*** Supplied data Section Begins ***

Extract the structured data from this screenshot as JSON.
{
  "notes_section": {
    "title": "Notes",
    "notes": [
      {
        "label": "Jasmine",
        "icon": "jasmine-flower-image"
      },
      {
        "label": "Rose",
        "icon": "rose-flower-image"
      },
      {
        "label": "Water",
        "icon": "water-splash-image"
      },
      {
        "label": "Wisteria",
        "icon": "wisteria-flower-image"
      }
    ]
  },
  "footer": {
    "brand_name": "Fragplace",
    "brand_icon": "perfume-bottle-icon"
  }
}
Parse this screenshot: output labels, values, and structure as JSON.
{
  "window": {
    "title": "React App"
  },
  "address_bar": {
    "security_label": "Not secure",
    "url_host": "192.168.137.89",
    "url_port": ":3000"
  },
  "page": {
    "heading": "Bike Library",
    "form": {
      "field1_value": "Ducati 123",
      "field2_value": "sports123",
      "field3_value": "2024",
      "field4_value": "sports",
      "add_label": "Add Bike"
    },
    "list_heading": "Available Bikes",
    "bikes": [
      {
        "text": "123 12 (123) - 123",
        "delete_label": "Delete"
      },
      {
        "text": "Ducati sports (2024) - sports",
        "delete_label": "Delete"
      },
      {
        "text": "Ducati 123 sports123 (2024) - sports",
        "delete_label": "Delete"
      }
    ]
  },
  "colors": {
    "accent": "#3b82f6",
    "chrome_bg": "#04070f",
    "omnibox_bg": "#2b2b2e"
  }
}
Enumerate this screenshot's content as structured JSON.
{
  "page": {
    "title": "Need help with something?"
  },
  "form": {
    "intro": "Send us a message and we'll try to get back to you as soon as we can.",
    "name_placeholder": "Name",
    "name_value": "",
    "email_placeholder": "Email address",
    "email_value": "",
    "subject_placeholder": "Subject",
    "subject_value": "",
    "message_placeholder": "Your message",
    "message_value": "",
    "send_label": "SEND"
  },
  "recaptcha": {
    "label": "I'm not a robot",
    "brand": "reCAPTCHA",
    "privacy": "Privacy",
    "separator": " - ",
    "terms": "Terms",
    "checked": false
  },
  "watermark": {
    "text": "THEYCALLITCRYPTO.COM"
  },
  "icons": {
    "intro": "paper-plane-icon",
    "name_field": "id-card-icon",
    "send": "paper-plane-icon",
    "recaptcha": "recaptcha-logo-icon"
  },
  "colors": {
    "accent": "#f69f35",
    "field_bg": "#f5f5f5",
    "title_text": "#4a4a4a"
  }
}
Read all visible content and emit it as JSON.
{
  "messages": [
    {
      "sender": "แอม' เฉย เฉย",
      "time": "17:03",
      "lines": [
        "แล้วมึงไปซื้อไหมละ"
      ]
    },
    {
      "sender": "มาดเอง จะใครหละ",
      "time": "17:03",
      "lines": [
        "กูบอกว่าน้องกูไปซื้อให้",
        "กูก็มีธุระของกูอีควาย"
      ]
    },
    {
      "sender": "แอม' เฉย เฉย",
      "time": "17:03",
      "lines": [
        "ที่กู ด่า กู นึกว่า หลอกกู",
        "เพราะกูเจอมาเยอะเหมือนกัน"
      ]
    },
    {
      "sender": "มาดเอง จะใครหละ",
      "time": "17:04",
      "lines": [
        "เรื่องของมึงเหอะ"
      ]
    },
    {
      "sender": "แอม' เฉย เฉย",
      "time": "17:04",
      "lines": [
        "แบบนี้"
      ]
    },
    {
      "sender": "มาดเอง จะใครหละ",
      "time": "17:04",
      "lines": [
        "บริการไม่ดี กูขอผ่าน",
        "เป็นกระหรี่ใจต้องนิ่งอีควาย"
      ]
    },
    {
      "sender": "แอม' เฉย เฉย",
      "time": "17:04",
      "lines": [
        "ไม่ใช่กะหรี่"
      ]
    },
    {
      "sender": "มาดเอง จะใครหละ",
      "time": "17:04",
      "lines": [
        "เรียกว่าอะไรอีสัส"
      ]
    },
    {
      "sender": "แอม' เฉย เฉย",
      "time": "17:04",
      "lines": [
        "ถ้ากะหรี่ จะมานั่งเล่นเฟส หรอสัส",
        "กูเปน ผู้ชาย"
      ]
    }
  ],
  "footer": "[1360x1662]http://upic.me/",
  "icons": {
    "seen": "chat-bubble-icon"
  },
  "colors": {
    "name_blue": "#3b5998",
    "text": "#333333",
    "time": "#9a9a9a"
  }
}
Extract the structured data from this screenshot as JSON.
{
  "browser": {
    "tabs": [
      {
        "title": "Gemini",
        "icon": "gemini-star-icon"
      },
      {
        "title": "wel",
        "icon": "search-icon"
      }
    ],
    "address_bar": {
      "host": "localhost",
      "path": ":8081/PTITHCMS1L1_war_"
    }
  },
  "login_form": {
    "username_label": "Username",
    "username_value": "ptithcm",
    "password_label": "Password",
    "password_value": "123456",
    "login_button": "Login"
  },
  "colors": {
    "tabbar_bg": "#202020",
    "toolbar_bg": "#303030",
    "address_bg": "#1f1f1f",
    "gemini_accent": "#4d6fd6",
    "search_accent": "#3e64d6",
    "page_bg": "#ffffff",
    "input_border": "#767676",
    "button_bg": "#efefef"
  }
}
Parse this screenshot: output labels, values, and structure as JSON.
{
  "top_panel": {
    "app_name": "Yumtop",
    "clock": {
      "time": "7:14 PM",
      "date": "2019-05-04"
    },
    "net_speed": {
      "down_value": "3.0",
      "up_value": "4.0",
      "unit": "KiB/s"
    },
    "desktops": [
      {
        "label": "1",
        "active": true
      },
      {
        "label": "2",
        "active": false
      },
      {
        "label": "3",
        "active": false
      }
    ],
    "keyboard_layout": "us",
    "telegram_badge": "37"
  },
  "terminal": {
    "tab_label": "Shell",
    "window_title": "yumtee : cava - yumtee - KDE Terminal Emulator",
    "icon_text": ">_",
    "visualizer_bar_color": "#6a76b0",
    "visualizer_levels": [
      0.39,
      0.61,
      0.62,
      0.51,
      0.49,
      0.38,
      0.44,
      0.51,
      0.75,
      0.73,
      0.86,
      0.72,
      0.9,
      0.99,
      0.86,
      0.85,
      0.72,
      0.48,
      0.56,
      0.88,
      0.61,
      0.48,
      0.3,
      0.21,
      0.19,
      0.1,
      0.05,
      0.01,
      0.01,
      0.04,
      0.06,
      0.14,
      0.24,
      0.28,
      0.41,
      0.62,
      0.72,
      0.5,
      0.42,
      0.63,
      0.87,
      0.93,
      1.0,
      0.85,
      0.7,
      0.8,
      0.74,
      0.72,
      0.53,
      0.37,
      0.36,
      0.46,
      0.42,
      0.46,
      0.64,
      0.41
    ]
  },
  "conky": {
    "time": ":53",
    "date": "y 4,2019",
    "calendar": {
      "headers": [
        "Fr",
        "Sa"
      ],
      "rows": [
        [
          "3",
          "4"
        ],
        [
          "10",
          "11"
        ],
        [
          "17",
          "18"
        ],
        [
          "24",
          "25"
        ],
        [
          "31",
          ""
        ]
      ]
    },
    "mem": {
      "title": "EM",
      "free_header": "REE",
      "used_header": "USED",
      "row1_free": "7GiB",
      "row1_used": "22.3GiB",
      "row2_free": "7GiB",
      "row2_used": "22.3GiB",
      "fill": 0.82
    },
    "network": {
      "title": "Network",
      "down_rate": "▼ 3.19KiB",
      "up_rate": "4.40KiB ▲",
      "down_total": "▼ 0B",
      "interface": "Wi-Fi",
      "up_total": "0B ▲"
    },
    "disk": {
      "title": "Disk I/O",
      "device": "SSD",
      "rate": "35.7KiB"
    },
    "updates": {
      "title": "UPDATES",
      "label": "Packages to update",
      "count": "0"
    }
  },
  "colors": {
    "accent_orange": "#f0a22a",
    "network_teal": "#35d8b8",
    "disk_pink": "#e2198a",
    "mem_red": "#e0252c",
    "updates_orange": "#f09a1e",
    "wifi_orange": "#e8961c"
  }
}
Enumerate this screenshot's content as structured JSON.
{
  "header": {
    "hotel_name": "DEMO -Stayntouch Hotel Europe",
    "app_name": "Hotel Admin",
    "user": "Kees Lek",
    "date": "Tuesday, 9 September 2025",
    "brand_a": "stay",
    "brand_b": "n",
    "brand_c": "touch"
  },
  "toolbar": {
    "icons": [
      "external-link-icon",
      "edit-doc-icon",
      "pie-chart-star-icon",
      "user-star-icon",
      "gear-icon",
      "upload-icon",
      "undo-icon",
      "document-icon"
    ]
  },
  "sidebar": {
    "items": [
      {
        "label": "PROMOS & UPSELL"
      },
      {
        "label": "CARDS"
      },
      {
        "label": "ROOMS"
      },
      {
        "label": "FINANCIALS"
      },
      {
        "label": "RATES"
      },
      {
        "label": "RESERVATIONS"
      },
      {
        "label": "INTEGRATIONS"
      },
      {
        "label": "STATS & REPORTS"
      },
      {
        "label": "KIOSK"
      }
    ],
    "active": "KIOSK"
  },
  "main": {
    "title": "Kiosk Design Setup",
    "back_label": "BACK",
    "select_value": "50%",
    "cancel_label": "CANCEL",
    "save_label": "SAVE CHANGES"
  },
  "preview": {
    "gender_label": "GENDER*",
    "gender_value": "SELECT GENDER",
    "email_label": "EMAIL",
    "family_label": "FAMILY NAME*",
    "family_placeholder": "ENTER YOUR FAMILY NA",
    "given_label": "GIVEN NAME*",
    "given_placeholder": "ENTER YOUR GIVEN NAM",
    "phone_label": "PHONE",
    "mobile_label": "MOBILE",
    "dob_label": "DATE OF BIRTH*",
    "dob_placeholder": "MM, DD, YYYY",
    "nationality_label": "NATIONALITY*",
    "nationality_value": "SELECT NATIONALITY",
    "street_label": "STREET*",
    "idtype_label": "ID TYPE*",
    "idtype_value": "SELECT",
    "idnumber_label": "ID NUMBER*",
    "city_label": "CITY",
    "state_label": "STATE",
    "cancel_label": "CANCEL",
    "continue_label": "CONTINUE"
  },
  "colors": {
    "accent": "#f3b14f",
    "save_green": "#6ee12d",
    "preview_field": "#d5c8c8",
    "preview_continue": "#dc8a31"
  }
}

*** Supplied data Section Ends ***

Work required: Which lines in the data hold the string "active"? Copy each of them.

Task output:
        "active": true
        "active": false
        "active": false
    "active": "KIOSK"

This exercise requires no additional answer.